ARS Home » Research » Publications at this Location » Publication #93625


item Varel, Vincent
item Nienaber, John
item Freetly, Harvey

Submitted to: Journal of Animal Science
Publication Type: Peer Reviewed Journal
Publication Acceptance Date: 1/19/1999
Publication Date: N/A
Citation: N/A

Interpretive Summary: Feedlot cattle normally retain less than 20% of dietary nitrogen (N) intake. The nonretained N is primarily excreted in the urine as urea. Sixty to 80% of the nitrogen excreted by livestock is normally lost through volatilization of ammonia. Urease is an enzyme produced by microorganisms which results in the breakdown of urea to ammonia. Urease inhibitor compounds were used on the surface of cattle feedlot pens with the objective to reduce the breakdown of urea in the manure. The compounds significantly reduced urea breakdown and ammonia emissions when applied once per week for 5 weeks. It is concluded that urease inhibitors could play a major role in controlling ammonia emissions from livestock and poultry waste because urea and uric acid, respectively, are the predominant nitrogen excretory products which would be retained in these wastes.

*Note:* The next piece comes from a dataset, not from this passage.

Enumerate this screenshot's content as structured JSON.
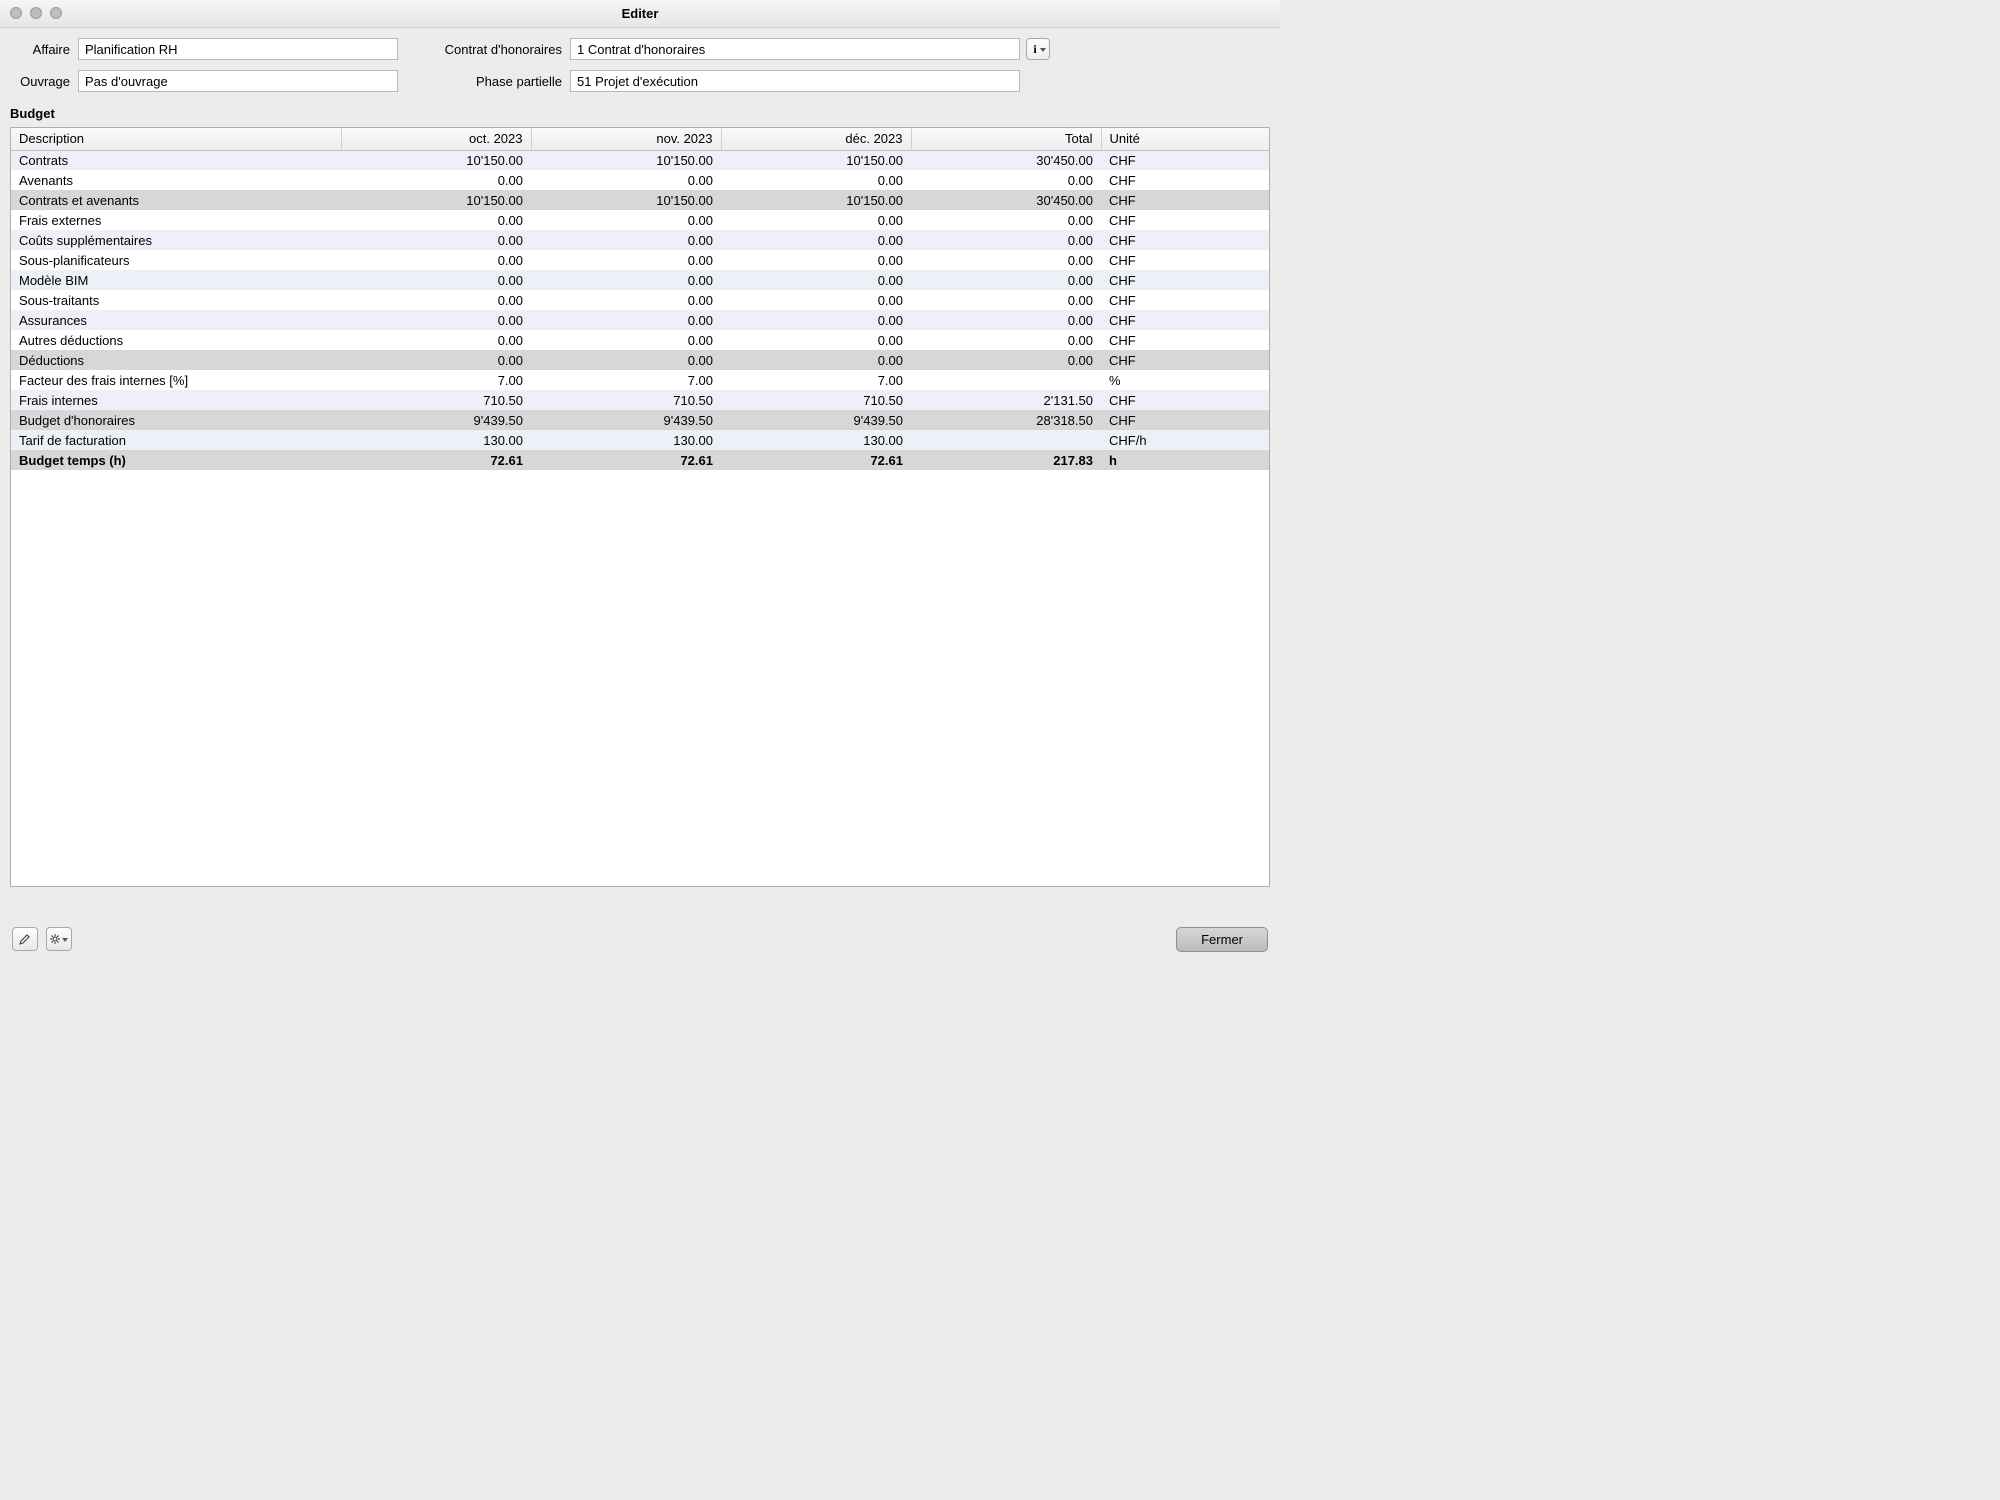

Technical Abstract: Feedlot cattle normally retain less than 20% of their dietary nitrogen (N) intake. Sixty to 80% of the N excreted is normally lost through volatilization of ammonia which is primarily generated from urea. This loss of ammonia N pollutes the environment and creates an unfavorable ratio of nitrogen to phosphorous (N:P) in the waste for crop growth. Two urease inhibitors, cyclohexylphosphoric triamide (CHPT) and N-(n-butyl) thiophosphoric triamide (NBPT) were evaluated for their ability to reduce the rate of urea hydrolysis in beef cattle feedlot pens. Initially, a total of six pens were used, two pens per treatment, with approximately 70 cattle per pen and a topical application of CHPT or NBPT at 20 mg/kg of manure. Essentially no urea was found in untreated pens. However, with CHPT treatment, 2 g urea per kg dry manure accumulated by d 4, which all gradually disappeared by d 11; whereas, NBPT produced 3- and 3.5 g urea per rkg by d 4 and 9, respectively, which disappeared by d 14 (trt x d, P = .003). A second study which involved application of NBPT every wk for 6 wk, caused urea to accumulate to a peak concentration of 17 g per kg manure by d 30 (trt x d*2, P = .001). Once the treatment was stopped the urea concentration began to decrease. When the NBPT was applied weekly, the concentration of ammonia was less for the treated pens (trt x d, P = .01), the total N was greater (trt x d, P = .04), pH tended to be less (trt x d, P = .10) and the total volatile acids were not different (trt x d, P = .51). It is concluded that urease inhibitors could be used to control ammonia emissions from animal wastes, prevent environmental damage, and produce a more balanced (N:P) fertilizer from manure.